If you're unfamiliar with Tet sticky rice cakes (banh chung and banh tet), the must-have food for Vietnamese Lunar New Year celebration, chances are you may be asking, "Is it an adobe brick or doorstop wrapped in banana leaf?" At Viet delis, bakeries and grocery stores, you'll find them this week and next displayed on tables. The weighty cakes will be wrapped in plastic with red or gold ribbon tied around them to make them look extra festive for this most important holiday.
Banh chung are the square ones, and banh tet are the cylindrical ones. They are the same, but the major difference lies in their shape. Northern Viet people are partial to the square banh chung whereas central and southern people prefer the round banh tet. Banh chung is the name that most people use. My family prepared and ate banh chung because my mother hails from a town named Hai Duong, which is right outside of Hanoi (in the northern region).
Other than the shape variation, banh chung are traditionally wrapped in the large green leaves called la dong (Phrynium placentarium, which is related to arrowroot). Banh tet are wrapped in banana leaves. Banana leaves impart a wonderful tea-like aroma and flavor to the rice and since la dong aren't available abroad, Viet people living overseas use banana leaves to wrap banh chung and banh tet. Regardless, the cakes are boiled for 6 to 8 hours, depending on size.
Getting the cakes to look like nice squares and cylinders requires finesse. To appreciate the wrapping process and get a few tips, check these out:
- Video on how to wrap banh chung the old-fashioned way -- without a mold, using la dong (rush/arrowroot leaves) tied with strips of reed and cooked over coals. Note how they've lightly tinted the rice pale green with food coloring, something that's definitely not old-school but a modern, widespread practice in Vietnam.

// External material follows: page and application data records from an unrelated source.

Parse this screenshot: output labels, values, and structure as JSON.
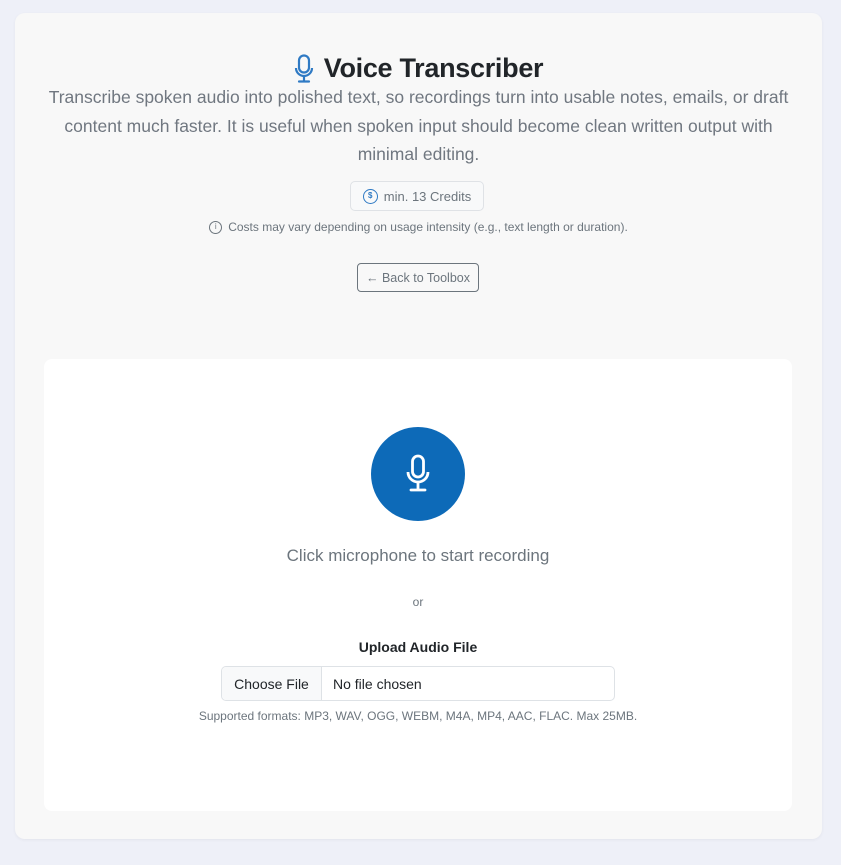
{
  "header": {
    "title": "Voice Transcriber",
    "icon": "microphone-icon",
    "description": "Transcribe spoken audio into polished text, so recordings turn into usable notes, emails, or draft content much faster. It is useful when spoken input should become clean written output with minimal editing."
  },
  "credits": {
    "icon_glyph": "$",
    "label": "min. 13 Credits"
  },
  "cost_note": {
    "icon_glyph": "i",
    "text": "Costs may vary depending on usage intensity (e.g., text length or duration)."
  },
  "back_button": {
    "label": "← Back to Toolbox"
  },
  "recorder": {
    "hint": "Click microphone to start recording",
    "or_text": "or"
  },
  "upload": {
    "label": "Upload Audio File",
    "button_label": "Choose File",
    "file_status": "No file chosen",
    "formats_hint": "Supported formats: MP3, WAV, OGG, WEBM, M4A, MP4, AAC, FLAC. Max 25MB."
  },
  "colors": {
    "accent": "#0d6ab8",
    "background": "#eef0f8",
    "card": "#f8f8f8",
    "muted_text": "#6c757d"
  }
}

- Download step-by-step photos of how to wrap banh_chung_in a wooden mold . The mold is my preferred method because it's much easier to get the square shape, a hallmark of the sticky rice cakes. The photos correspond to my detailed recipe for banh chung in Into the Vietnamese Kitchen (Ten Speed Press, 2006).
What's inside the wrapping? The leaves encase sticky rice, in the center of which there's buttery mung bean and opalescent bits of pork and pork fat. The filling is simply seasoned with salt, pepper, and a touch of fish sauce. It's filling food that can be made in advance and sit around for days, which makes it great for Tet, when you're suppose to have fun, not slave in the kitchen. The leaves impart a wonderful tea-like quality to the rice. When you eat a fresh hot, one, the rice is soft and chewy sweet. The beans are plush and rich and the pork contributes a wonderful savoriness.
How to eat Tet sticky rice cakes and what to serve them with? Square banh chung are cut into wedges (use unflavored dental floss) so each portion has a fair share of rice, mung bean and pork. Round banh tet are cut into thick slices. It's often the case that the cake is eaten with some sugar, which sounds weird but is a great combination of flavors. Banh chung and banh tet may also be fried to a delicious chewy crispness too. The photo above is of a market vendor on Phu Quoc island frying banh tet; here's a fair amount of food coloring in her rice.
Viet people typically serve the cakes with tangy, sweet pungent pickled shallots, garlicky pickled daikon, and various kinds of Vietnamese charcuterie -- silky sausages and head cheese. Pigs were often slaughtered for Tet so people use some of the meat and offal for charcuterie, which keeps around. There's often a long-simmered dish too in which pork or beef is cooked in caramel sauce.
If you don't make them buy them, like many Vietnamese living abroad do these days. Check Viet markets and delis, or Chinese markets where there's a large Viet clientele. The cakes sit out at room temperature. Poke them to make sure they're fresh.